October 27, 2018 – 2:00 PM: Dr. Andrea M. Berlin, Boston University

Revolt! Why the Jews took on Rome
Abstract
What is the real story behind the animosities that eventually led to the catastrophe of the Jewish Revolt against Rome? Why would a small population without military capabilities or political allies dare to challenge a ruling power of such might? New archaeological evidence reveals a growing cultural divide beginning about two generations before the Revolt broke out, and sheds new light on the prehistory of this explosive event. This lecture will begin with the constructions of Herod the Great and his sons, with a focus on the places that he built to impress his patrons. The appearance and character of some of those buildings created the conditions that led Jews throughout the land to band together more intensively and eventually persuade some to organize against Rome.
Bio
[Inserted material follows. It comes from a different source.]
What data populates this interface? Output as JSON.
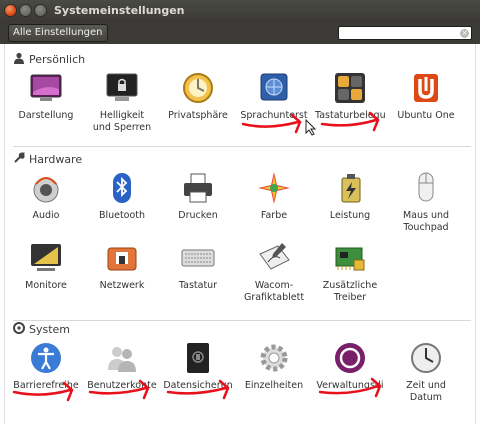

Professor Andrea M. Berlin is the James R. Wiseman Chair in Classical Archaeology at Boston University. She received an MA in Syro-Palestinian Archaeology from the University of Chicago’s Oriental Institute, and a Ph.D. in Classical Art and Archaeology from the University of Michigan. She has been excavating in the eastern Mediterranean for over thirty years, working on projects from Troy in Turkey to Coptos in southern Egypt to Paestum, in Italy. Her field of expertise is the Near East from the time of Alexander the Great through the Roman era, about which she has written four books and over forty articles. Professor Berlin is especially interested in studying the realities of daily life, and in exploring the intersection of politics and cultural change in antiquity. She is one of the Archaeological Institute of America’s most accomplished teachers and lecturers, having traveled to over 60 societies across the United States and Canada, most recently as the AIA’s 2008 Joukowsky Lecturer. In 2009 she was awarded the AIA’s Award for Excellence in Undergraduate Teaching. Professor Berlin is an AIA Norton Lecturer for 2018/2019.